▶ _WHAT IS NEEDED_: Return every record in full. Match each one exactly.

··········

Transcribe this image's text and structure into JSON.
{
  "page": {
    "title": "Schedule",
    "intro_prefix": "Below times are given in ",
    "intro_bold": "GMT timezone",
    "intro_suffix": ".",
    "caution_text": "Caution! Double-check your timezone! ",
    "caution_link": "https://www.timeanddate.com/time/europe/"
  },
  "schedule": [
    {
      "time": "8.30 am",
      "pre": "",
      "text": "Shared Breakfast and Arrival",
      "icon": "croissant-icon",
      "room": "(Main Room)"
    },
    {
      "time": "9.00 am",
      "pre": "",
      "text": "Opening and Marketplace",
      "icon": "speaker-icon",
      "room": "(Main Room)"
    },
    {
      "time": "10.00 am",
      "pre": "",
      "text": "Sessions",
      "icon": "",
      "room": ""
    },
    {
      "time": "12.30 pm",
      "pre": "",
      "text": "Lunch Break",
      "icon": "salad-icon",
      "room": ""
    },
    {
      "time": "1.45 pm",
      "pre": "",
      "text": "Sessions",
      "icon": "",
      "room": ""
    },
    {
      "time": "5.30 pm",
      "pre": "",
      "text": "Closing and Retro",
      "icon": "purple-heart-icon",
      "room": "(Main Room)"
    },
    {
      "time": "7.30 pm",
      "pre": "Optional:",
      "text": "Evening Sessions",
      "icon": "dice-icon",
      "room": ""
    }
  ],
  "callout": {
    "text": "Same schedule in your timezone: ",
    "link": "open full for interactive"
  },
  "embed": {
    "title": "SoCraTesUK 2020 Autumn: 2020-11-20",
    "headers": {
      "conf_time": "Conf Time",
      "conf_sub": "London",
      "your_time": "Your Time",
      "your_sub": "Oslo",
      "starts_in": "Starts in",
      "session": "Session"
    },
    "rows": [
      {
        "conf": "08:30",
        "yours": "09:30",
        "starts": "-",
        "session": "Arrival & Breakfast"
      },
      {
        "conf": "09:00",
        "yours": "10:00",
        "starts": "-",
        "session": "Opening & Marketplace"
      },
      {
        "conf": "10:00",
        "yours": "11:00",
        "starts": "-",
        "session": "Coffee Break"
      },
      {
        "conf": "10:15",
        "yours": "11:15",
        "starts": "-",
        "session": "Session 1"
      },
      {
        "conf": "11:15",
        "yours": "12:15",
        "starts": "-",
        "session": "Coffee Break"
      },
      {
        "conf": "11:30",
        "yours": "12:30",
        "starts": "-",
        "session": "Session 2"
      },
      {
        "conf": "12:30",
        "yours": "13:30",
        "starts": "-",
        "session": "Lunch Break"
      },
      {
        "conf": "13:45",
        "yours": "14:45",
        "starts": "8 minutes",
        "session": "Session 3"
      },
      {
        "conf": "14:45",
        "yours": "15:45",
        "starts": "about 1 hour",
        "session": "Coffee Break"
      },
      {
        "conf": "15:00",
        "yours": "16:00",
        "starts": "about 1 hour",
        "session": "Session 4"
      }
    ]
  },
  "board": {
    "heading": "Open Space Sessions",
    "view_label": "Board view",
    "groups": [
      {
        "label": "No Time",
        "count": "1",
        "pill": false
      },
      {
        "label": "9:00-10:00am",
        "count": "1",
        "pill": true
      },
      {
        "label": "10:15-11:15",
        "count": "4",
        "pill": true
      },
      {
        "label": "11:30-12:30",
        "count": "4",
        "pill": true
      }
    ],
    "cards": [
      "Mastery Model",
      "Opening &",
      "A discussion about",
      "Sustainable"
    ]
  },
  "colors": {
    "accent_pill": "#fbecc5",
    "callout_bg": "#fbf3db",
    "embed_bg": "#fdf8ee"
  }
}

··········

▶ _YOUR SOLUTION_:
Transcribe this image's text and structure into JSON.
{
  "page": {
    "title": "Schedule",
    "intro_prefix": "Below times are given in ",
    "intro_bold": "GMT timezone",
    "intro_suffix": ".",
    "caution_text": "Caution! Double-check your timezone! ",
    "caution_link": "https://www.timeanddate.com/time/europe/"
  },
  "schedule": [
    {
      "time": "8.30 am",
      "pre": "",
      "text": "Shared Breakfast and Arrival",
      "icon": "croissant-icon",
      "room": "(Main Room)"
    },
    {
      "time": "9.00 am",
      "pre": "",
      "text": "Opening and Marketplace",
      "icon": "speaker-icon",
      "room": "(Main Room)"
    },
    {
      "time": "10.00 am",
      "pre": "",
      "text": "Sessions",
      "icon": "",
      "room": ""
    },
    {
      "time": "12.30 pm",
      "pre": "",
      "text": "Lunch Break",
      "icon": "salad-icon",
      "room": ""
    },
    {
      "time": "1.45 pm",
      "pre": "",
      "text": "Sessions",
      "icon": "",
      "room": ""
    },
    {
      "time": "5.30 pm",
      "pre": "",
      "text": "Closing and Retro",
      "icon": "purple-heart-icon",
      "room": "(Main Room)"
    },
    {
      "time": "7.30 pm",
      "pre": "Optional:",
      "text": "Evening Sessions",
      "icon": "dice-icon",
      "room": ""
    }
  ],
  "callout": {
    "text": "Same schedule in your timezone: ",
    "link": "open full for interactive"
  },
  "embed": {
    "title": "SoCraTesUK 2020 Autumn: 2020-11-20",
    "headers": {
      "conf_time": "Conf Time",
      "conf_sub": "London",
      "your_time": "Your Time",
      "your_sub": "Oslo",
      "starts_in": "Starts in",
      "session": "Session"
    },
    "rows": [
      {
        "conf": "08:30",
        "yours": "09:30",
        "starts": "-",
        "session": "Arrival & Breakfast"
      },
      {
        "conf": "09:00",
        "yours": "10:00",
        "starts": "-",
        "session": "Opening & Marketplace"
      },
      {
        "conf": "10:00",
        "yours": "11:00",
        "starts": "-",
        "session": "Coffee Break"
      },
      {
        "conf": "10:15",
        "yours": "11:15",
        "starts": "-",
        "session": "Session 1"
      },
      {
        "conf": "11:15",
        "yours": "12:15",
        "starts": "-",
        "session": "Coffee Break"
      },
      {
        "conf": "11:30",
        "yours": "12:30",
        "starts": "-",
        "session": "Session 2"
      },
      {
        "conf": "12:30",
        "yours": "13:30",
        "starts": "-",
        "session": "Lunch Break"
      },
      {
        "conf": "13:45",
        "yours": "14:45",
        "starts": "8 minutes",
        "session": "Session 3"
      },
      {
        "conf": "14:45",
        "yours": "15:45",
        "starts": "about 1 hour",
        "session": "Coffee Break"
      },
      {
        "conf": "15:00",
        "yours": "16:00",
        "starts": "about 1 hour",
        "session": "Session 4"
      }
    ]
  },
  "board": {
    "heading": "Open Space Sessions",
    "view_label": "Board view",
    "groups": [
      {
        "label": "No Time",
        "count": "1",
        "pill": false
      },
      {
        "label": "9:00-10:00am",
        "count": "1",
        "pill": true
      },
      {
        "label": "10:15-11:15",
        "count": "4",
        "pill": true
      },
      {
        "label": "11:30-12:30",
        "count": "4",
        "pill": true
      }
    ],
    "cards": [
      "Mastery Model",
      "Opening &",
      "A discussion about",
      "Sustainable"
    ]
  },
  "colors": {
    "accent_pill": "#fbecc5",
    "callout_bg": "#fbf3db",
    "embed_bg": "#fdf8ee"
  }
}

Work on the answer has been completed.